▸ DATA UNDER STUDY
________
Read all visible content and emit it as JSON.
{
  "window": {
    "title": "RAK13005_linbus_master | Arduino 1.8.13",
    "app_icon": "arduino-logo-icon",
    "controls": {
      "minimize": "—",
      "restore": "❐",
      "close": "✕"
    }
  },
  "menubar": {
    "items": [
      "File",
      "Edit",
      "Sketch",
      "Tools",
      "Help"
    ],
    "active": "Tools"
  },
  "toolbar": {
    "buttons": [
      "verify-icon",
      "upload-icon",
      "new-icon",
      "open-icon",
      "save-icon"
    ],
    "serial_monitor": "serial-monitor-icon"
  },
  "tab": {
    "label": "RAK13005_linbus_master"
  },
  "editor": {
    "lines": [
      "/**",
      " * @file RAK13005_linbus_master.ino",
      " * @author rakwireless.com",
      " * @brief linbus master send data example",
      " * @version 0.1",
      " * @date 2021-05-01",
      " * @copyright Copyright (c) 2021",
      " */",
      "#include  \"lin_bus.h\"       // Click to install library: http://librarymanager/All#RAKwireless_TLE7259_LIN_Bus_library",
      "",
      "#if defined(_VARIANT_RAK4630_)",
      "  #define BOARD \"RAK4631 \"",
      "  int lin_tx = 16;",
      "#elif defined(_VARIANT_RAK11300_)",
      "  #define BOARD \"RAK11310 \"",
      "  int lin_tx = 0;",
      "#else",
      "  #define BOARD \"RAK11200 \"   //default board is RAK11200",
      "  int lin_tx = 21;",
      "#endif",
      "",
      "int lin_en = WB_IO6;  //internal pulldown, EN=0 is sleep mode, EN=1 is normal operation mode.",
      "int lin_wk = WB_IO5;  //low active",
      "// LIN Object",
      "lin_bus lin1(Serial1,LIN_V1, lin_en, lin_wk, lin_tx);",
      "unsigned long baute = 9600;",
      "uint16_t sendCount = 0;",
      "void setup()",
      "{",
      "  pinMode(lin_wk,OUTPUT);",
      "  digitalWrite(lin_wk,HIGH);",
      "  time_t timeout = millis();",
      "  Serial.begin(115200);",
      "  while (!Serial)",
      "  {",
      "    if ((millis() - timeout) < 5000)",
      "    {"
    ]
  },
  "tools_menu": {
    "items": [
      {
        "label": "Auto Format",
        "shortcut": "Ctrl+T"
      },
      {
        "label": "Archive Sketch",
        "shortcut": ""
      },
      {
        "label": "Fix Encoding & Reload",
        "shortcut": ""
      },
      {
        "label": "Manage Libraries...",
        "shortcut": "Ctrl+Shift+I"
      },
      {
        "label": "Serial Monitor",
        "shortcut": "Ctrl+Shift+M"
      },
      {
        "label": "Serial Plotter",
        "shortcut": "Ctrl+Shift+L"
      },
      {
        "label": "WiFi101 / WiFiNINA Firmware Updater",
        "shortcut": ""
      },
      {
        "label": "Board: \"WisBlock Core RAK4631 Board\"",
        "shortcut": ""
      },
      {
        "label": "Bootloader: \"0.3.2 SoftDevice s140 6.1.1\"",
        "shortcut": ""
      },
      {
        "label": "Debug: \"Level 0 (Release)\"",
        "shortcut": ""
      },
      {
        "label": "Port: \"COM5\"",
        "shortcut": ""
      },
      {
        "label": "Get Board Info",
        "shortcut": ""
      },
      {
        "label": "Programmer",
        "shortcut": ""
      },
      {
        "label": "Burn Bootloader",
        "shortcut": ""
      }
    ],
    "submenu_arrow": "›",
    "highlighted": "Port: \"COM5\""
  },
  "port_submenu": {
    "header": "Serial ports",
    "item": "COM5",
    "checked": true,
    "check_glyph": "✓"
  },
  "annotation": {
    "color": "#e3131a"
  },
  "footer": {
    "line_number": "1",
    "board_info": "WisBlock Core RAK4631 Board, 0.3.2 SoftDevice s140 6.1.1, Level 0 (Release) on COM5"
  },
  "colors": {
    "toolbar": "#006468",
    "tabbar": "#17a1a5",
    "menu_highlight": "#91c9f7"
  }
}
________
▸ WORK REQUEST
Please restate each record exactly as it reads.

▸ OUTPUT
Read all visible content and emit it as JSON.
{
  "window": {
    "title": "RAK13005_linbus_master | Arduino 1.8.13",
    "app_icon": "arduino-logo-icon",
    "controls": {
      "minimize": "—",
      "restore": "❐",
      "close": "✕"
    }
  },
  "menubar": {
    "items": [
      "File",
      "Edit",
      "Sketch",
      "Tools",
      "Help"
    ],
    "active": "Tools"
  },
  "toolbar": {
    "buttons": [
      "verify-icon",
      "upload-icon",
      "new-icon",
      "open-icon",
      "save-icon"
    ],
    "serial_monitor": "serial-monitor-icon"
  },
  "tab": {
    "label": "RAK13005_linbus_master"
  },
  "editor": {
    "lines": [
      "/**",
      " * @file RAK13005_linbus_master.ino",
      " * @author rakwireless.com",
      " * @brief linbus master send data example",
      " * @version 0.1",
      " * @date 2021-05-01",
      " * @copyright Copyright (c) 2021",
      " */",
      "#include  \"lin_bus.h\"       // Click to install library: http://librarymanager/All#RAKwireless_TLE7259_LIN_Bus_library",
      "",
      "#if defined(_VARIANT_RAK4630_)",
      "  #define BOARD \"RAK4631 \"",
      "  int lin_tx = 16;",
      "#elif defined(_VARIANT_RAK11300_)",
      "  #define BOARD \"RAK11310 \"",
      "  int lin_tx = 0;",
      "#else",
      "  #define BOARD \"RAK11200 \"   //default board is RAK11200",
      "  int lin_tx = 21;",
      "#endif",
      "",
      "int lin_en = WB_IO6;  //internal pulldown, EN=0 is sleep mode, EN=1 is normal operation mode.",
      "int lin_wk = WB_IO5;  //low active",
      "// LIN Object",
      "lin_bus lin1(Serial1,LIN_V1, lin_en, lin_wk, lin_tx);",
      "unsigned long baute = 9600;",
      "uint16_t sendCount = 0;",
      "void setup()",
      "{",
      "  pinMode(lin_wk,OUTPUT);",
      "  digitalWrite(lin_wk,HIGH);",
      "  time_t timeout = millis();",
      "  Serial.begin(115200);",
      "  while (!Serial)",
      "  {",
      "    if ((millis() - timeout) < 5000)",
      "    {"
    ]
  },
  "tools_menu": {
    "items": [
      {
        "label": "Auto Format",
        "shortcut": "Ctrl+T"
      },
      {
        "label": "Archive Sketch",
        "shortcut": ""
      },
      {
        "label": "Fix Encoding & Reload",
        "shortcut": ""
      },
      {
        "label": "Manage Libraries...",
        "shortcut": "Ctrl+Shift+I"
      },
      {
        "label": "Serial Monitor",
        "shortcut": "Ctrl+Shift+M"
      },
      {
        "label": "Serial Plotter",
        "shortcut": "Ctrl+Shift+L"
      },
      {
        "label": "WiFi101 / WiFiNINA Firmware Updater",
        "shortcut": ""
      },
      {
        "label": "Board: \"WisBlock Core RAK4631 Board\"",
        "shortcut": ""
      },
      {
        "label": "Bootloader: \"0.3.2 SoftDevice s140 6.1.1\"",
        "shortcut": ""
      },
      {
        "label": "Debug: \"Level 0 (Release)\"",
        "shortcut": ""
      },
      {
        "label": "Port: \"COM5\"",
        "shortcut": ""
      },
      {
        "label": "Get Board Info",
        "shortcut": ""
      },
      {
        "label": "Programmer",
        "shortcut": ""
      },
      {
        "label": "Burn Bootloader",
        "shortcut": ""
      }
    ],
    "submenu_arrow": "›",
    "highlighted": "Port: \"COM5\""
  },
  "port_submenu": {
    "header": "Serial ports",
    "item": "COM5",
    "checked": true,
    "check_glyph": "✓"
  },
  "annotation": {
    "color": "#e3131a"
  },
  "footer": {
    "line_number": "1",
    "board_info": "WisBlock Core RAK4631 Board, 0.3.2 SoftDevice s140 6.1.1, Level 0 (Release) on COM5"
  },
  "colors": {
    "toolbar": "#006468",
    "tabbar": "#17a1a5",
    "menu_highlight": "#91c9f7"
  }
}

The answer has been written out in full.